Hundreds more Pacific Islanders arrive in Australia to pick fruit before it rots on the vines with no backpackers to collect them
- A group of seasonal workers from the Pacific Island have arrived in Australia
- Nations can bypass travel bans to work on Aussie farms amid labour shortage
- More than 1,500 overseas workers are being brought to Victoria in next month
Another raft of international workers have bypassed coronavirus restrictions to travel to Australia and pick fruit on farms and get it to supermarkets before it spoils.
Victoria’s farming industry will welcome more than 100 international workers over the next week to help manage this season’s harvest.
The workers, from the Pacific Islands, arrived in the state on Friday after completing 14 days in hotel quarantine in Tasmania.

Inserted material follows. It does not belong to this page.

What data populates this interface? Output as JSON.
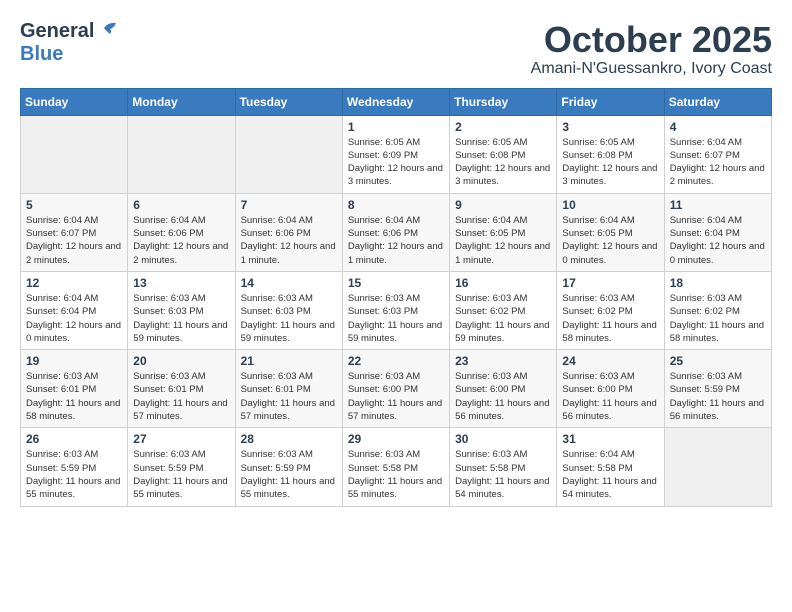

The new workers will join a raft of East Timorese people who boarded an airplane (pictured) as in Dili in December 2020 to pick fruit in Australia
Pacific Island nations can bypass Australia’s travel bans to work on farms (pictured) under a agreement between the countries

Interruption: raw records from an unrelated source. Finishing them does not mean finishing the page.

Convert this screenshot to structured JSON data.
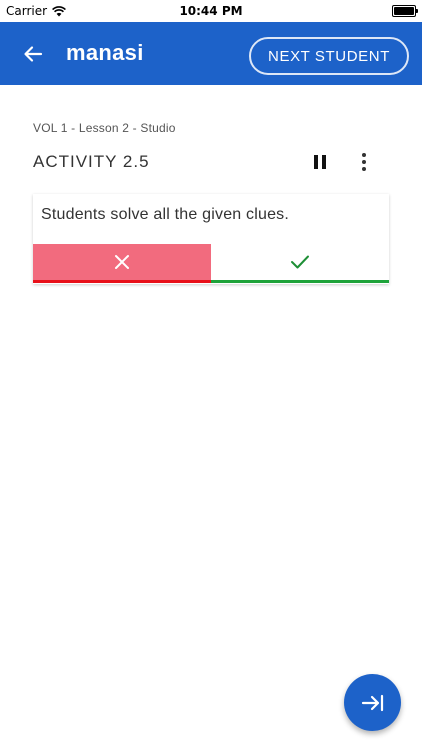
{
  "status_bar": {
    "carrier": "Carrier",
    "time": "10:44 PM",
    "icons": [
      "wifi-icon",
      "battery-icon"
    ]
  },
  "app_bar": {
    "title": "manasi",
    "next_button_label": "NEXT STUDENT",
    "back_icon": "arrow-left-icon",
    "color": "#1d62c9"
  },
  "lesson": {
    "breadcrumb": "VOL 1 - Lesson 2 - Studio",
    "activity_title": "ACTIVITY 2.5",
    "actions": [
      "pause-icon",
      "more-vertical-icon"
    ]
  },
  "card": {
    "text": "Students solve all the given clues.",
    "wrong_icon": "close-icon",
    "right_icon": "check-icon",
    "wrong_color": "#f26b7e",
    "wrong_underline": "#e8101a",
    "right_underline": "#1ea33a"
  },
  "fab": {
    "icon": "skip-to-end-icon"
  }
}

More workers will arrive in Victoria in the coming days as part of a planned, rolling schedule of arrivals which will get up to 1,500 Pacific Islanders working in the state’s farm sector.
‘This is a great example of what can be achieved when governments, industry and employers work together for the greater good of agriculture,’ Victorian Agriculture Minister Mary-Anne Thomas said in a statement on Friday.

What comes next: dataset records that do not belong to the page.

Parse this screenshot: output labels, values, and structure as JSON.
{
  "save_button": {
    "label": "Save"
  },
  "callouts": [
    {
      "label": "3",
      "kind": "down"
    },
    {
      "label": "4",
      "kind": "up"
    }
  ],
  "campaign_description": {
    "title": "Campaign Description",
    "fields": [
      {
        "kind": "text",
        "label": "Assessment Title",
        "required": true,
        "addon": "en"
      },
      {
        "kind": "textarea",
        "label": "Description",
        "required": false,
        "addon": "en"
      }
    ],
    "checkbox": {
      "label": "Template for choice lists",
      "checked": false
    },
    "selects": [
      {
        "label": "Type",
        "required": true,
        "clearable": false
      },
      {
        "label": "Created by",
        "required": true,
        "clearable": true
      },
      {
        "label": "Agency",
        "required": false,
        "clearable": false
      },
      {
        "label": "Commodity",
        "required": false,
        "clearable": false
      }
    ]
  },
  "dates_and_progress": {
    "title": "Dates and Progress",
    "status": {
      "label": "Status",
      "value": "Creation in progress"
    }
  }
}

‘Our Pacific neighbours will be warmly welcomed on our farms from next week and will join local workers across the state as the harvest continues.’
The Victorian government thanked the workers for their ‘commitment and valuable contribution’ to the state.
A seasonal worker harvest oranges (pictured) on a NSW farm during the Covid travel bans in 2020
The agreement was reached due to the low Covid case number in most Pacific Island nations (pictured)
Tasmania said it had worked side-by-side with its agricultural industry and other jurisdictions to minimise the impacts of the pandemic.
‘We’re working with industry to ensure our fruit is picked, our vegetables harvested, our meat is processed and our grapes are crushed this season, and in future seasons,’ Tasmanian Primary Industries Minister Guy Barnett said.
The deal was needed after Victoria forbid international flights from landing nearly two months ago.
That was in response to a hotel quarantine worker contracting the UK strain of coronavirus from travellers in a Holiday Inn near Melbourne Airport.
Overseas flights are due to resume landing in Melbourne on Thursday.